(Exercise brief)
Below are the records; count how many of their lines carry "Outlets" and give only the number.

(Web page and app entries)

══════

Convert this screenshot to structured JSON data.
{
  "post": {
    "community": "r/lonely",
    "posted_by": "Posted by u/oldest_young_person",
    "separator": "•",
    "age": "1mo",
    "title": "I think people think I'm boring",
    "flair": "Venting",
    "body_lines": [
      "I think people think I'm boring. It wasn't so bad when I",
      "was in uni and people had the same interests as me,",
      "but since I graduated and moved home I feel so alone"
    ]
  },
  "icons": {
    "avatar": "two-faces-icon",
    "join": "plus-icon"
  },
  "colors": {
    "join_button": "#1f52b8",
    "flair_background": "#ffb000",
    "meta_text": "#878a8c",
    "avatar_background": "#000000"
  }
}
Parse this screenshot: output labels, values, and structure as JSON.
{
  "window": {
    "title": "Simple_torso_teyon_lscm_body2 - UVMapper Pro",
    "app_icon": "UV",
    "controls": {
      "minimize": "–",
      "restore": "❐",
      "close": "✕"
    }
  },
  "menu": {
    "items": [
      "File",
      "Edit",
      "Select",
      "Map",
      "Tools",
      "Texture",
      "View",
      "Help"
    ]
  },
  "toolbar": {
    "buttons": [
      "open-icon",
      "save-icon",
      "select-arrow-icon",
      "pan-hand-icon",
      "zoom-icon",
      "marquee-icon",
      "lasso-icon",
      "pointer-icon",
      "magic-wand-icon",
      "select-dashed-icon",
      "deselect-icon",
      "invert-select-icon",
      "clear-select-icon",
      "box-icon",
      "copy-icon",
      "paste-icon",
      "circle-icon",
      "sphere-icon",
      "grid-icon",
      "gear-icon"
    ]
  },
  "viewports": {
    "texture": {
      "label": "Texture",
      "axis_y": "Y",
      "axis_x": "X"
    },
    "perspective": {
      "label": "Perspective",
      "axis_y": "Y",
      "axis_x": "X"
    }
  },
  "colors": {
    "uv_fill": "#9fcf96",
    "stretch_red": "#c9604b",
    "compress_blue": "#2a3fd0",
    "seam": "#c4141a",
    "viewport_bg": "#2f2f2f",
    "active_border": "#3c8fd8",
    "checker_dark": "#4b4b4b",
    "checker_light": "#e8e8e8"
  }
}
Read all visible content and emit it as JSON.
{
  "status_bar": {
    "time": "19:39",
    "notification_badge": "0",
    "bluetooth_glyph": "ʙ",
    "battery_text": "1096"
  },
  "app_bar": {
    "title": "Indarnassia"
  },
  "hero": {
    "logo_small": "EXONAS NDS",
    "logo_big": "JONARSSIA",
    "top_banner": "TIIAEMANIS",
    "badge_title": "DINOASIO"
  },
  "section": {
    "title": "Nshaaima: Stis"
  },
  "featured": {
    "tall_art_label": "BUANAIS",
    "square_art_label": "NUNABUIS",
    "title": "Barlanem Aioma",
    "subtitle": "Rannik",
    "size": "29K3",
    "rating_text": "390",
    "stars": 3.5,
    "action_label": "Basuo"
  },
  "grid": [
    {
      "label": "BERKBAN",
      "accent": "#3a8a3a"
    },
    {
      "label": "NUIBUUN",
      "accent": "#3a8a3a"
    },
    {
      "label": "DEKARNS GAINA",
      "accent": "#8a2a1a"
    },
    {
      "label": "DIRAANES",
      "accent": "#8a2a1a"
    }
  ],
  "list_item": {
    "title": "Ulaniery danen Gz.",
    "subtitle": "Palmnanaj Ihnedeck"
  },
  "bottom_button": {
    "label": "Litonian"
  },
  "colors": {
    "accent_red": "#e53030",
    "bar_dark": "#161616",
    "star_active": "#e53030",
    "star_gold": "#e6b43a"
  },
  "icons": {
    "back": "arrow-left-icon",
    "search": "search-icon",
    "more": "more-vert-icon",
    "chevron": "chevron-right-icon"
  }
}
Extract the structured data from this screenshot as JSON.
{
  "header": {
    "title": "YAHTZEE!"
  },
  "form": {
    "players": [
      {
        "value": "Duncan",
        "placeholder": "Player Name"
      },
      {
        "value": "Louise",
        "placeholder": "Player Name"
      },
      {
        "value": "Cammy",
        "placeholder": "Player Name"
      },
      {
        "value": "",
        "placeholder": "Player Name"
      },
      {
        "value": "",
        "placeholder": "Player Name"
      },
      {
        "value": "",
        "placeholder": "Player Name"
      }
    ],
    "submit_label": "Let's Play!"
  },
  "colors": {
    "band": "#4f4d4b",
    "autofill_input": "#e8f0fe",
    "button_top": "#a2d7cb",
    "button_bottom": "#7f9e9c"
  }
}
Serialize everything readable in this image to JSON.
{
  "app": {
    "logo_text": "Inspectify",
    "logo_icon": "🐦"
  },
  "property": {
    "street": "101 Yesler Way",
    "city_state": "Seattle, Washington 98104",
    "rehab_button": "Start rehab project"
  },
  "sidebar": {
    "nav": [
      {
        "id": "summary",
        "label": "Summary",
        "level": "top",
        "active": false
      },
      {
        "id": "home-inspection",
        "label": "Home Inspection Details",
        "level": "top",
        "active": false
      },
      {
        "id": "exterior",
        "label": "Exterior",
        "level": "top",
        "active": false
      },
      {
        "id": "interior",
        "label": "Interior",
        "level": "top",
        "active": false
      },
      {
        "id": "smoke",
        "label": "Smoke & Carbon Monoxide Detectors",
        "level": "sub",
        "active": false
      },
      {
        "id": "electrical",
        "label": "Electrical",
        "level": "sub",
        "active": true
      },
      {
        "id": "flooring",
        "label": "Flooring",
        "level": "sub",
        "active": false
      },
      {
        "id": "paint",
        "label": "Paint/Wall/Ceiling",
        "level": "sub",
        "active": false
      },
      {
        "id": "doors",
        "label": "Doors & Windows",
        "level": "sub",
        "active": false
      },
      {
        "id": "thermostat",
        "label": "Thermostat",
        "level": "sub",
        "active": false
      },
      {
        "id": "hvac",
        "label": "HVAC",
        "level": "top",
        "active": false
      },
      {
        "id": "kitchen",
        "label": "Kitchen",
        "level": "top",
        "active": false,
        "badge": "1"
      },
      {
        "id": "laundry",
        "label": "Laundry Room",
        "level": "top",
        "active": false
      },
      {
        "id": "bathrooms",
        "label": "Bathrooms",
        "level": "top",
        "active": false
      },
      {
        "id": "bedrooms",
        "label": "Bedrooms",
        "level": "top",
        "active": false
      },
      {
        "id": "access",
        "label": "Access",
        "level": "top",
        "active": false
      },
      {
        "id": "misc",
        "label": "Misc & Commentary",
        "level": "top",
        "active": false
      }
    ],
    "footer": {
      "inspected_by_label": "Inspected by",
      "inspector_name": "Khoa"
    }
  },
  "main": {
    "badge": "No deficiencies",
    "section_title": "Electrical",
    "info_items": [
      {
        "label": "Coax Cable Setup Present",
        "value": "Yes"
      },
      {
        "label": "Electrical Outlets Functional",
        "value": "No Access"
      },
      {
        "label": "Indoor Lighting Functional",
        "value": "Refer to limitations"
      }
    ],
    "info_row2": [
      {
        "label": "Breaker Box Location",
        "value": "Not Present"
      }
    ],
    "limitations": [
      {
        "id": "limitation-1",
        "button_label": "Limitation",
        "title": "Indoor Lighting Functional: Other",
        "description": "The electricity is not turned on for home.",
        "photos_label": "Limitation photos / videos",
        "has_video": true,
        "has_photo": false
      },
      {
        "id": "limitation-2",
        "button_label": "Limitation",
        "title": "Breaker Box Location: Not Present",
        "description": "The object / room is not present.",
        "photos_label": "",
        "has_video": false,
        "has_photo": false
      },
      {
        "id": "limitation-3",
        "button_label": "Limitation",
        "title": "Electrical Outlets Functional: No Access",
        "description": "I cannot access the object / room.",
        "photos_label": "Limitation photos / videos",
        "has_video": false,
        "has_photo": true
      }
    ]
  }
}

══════

(Problem solution)
2